Aim of the exercise:
Once a line is found to contain "true", copy it out of the listing.

★ ★ ★

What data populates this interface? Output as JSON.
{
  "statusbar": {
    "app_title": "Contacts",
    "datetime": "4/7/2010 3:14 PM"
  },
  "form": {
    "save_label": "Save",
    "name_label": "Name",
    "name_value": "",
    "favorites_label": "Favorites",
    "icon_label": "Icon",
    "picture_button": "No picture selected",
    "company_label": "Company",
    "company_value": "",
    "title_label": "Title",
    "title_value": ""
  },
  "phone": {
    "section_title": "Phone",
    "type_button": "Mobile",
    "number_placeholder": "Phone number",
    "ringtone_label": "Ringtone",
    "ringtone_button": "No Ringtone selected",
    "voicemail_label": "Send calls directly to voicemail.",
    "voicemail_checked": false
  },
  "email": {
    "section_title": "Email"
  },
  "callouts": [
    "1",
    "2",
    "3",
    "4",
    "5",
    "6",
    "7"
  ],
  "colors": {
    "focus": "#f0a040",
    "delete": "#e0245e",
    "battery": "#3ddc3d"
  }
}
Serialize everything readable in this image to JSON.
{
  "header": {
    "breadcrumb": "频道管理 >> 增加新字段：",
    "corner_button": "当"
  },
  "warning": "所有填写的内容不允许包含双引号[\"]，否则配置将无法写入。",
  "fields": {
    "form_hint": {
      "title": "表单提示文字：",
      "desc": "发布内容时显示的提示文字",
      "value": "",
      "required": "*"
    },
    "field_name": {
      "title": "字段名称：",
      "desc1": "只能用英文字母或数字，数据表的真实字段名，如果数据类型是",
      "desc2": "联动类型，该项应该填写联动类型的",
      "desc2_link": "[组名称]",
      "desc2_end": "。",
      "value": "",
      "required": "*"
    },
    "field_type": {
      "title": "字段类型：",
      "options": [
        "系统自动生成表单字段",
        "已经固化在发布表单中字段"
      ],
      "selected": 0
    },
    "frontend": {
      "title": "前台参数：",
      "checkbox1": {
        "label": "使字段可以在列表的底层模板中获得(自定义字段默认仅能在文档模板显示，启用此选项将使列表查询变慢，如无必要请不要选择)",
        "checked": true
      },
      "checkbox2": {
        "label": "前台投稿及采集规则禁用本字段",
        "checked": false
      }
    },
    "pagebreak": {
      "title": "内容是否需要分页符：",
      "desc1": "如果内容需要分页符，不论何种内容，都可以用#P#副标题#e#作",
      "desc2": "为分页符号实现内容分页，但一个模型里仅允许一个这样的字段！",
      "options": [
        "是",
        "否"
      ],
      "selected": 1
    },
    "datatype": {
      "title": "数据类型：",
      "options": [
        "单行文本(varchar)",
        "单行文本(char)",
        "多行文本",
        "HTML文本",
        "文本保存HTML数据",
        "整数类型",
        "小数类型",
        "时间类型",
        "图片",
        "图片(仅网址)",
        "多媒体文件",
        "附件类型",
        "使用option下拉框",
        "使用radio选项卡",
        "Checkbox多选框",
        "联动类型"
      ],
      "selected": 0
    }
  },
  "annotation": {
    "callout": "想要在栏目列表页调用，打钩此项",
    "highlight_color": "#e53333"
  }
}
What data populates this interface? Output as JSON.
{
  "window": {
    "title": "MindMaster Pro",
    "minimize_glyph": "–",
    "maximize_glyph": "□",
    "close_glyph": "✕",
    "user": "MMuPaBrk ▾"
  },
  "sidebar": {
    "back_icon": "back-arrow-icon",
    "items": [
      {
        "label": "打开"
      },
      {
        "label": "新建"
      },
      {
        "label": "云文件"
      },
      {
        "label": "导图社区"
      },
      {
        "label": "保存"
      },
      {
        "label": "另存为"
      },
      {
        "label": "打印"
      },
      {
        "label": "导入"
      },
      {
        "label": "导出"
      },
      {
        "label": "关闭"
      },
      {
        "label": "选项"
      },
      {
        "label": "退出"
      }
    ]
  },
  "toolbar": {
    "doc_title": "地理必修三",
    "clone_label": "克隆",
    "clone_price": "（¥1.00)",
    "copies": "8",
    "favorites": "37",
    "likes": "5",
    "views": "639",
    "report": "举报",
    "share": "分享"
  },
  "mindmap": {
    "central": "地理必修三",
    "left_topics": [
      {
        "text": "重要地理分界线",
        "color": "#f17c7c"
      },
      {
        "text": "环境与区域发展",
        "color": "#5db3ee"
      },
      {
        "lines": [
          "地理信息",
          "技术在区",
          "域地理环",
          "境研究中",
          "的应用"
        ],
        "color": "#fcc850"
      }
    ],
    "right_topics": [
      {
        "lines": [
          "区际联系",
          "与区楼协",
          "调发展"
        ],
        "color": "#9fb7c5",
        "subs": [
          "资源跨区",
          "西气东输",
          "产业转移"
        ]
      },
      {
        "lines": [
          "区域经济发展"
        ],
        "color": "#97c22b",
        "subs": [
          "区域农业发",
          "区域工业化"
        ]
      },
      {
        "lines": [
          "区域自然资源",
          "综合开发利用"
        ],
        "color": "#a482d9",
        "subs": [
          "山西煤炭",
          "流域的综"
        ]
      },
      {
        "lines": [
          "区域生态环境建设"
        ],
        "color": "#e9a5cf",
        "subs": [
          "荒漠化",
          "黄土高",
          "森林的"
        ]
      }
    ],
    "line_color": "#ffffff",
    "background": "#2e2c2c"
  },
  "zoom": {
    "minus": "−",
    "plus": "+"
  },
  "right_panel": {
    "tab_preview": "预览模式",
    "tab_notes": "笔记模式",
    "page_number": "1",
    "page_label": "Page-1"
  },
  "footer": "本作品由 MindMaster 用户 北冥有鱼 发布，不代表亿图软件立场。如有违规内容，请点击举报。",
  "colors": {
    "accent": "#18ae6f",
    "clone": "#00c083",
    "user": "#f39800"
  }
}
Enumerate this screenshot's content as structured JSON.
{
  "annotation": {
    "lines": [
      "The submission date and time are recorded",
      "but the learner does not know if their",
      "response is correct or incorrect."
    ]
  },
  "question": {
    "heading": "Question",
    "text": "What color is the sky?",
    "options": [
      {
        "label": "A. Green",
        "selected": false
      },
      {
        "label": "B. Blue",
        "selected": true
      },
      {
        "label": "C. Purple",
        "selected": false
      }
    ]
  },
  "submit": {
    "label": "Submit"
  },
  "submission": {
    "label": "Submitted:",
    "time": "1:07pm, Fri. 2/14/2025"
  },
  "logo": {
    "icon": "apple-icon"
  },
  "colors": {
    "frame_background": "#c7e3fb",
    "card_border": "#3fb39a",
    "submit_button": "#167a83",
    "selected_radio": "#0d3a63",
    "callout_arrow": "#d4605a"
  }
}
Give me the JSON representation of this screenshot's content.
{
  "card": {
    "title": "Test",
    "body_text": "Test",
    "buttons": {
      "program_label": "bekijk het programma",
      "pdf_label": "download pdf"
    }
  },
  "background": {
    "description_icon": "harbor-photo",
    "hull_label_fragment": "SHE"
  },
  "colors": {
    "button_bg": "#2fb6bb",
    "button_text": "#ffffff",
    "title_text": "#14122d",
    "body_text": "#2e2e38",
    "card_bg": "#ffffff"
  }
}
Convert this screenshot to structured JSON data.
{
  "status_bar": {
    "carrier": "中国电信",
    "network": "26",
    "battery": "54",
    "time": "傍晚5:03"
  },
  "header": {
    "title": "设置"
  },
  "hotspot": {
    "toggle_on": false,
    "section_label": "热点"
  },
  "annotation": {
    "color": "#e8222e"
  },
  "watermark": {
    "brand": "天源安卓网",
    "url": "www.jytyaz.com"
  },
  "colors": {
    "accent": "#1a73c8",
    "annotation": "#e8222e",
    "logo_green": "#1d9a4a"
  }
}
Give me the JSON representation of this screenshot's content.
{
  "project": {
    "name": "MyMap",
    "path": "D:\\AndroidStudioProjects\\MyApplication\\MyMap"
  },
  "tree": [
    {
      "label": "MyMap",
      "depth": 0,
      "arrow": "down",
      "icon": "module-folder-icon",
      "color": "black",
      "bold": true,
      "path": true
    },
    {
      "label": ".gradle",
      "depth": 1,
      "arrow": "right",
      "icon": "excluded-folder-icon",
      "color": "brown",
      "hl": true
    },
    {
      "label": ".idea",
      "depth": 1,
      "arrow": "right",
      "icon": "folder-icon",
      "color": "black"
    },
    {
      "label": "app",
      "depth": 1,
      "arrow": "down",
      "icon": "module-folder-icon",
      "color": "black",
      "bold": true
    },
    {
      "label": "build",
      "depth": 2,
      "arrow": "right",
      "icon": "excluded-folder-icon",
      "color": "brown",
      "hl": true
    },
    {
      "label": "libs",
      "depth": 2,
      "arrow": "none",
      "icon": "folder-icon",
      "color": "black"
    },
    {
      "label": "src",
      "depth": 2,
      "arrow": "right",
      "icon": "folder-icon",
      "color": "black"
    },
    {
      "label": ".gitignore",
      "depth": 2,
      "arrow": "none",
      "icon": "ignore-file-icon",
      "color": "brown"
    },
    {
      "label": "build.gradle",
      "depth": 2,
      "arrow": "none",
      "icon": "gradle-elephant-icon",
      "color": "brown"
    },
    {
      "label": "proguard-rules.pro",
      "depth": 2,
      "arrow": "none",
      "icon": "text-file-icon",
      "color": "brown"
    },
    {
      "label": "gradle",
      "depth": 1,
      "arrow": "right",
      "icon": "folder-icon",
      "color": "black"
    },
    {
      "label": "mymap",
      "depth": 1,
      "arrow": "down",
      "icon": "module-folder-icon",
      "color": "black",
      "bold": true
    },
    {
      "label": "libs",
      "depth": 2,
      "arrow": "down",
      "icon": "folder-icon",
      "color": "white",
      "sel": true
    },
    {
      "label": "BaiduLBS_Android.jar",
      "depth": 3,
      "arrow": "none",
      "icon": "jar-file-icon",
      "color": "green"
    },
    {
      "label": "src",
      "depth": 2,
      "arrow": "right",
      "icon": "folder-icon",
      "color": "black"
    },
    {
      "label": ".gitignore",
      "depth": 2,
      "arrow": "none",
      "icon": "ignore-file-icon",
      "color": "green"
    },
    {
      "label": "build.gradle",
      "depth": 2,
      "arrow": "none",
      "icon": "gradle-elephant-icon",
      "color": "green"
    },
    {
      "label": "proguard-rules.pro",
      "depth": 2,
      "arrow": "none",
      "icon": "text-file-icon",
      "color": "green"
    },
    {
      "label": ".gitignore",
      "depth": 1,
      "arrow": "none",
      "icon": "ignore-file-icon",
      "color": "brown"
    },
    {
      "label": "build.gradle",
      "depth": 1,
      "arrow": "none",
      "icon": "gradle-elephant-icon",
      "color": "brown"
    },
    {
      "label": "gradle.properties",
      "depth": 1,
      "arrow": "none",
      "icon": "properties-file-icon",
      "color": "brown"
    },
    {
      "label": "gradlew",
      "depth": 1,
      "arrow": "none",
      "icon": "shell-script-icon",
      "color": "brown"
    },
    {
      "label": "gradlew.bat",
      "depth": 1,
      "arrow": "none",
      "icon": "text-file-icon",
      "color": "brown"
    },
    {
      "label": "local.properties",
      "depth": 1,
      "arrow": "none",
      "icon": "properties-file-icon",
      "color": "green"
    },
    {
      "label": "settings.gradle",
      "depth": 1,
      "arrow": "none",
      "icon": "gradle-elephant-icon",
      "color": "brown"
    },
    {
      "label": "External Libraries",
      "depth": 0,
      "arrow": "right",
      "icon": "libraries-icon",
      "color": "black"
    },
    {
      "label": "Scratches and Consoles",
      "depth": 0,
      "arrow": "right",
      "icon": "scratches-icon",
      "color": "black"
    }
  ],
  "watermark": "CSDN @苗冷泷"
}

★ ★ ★

Output of the task:
        "checked": true
        "selected": true
      "bold": true,
      "path": true
      "hl": true
      "bold": true
      "hl": true
      "bold": true
      "sel": true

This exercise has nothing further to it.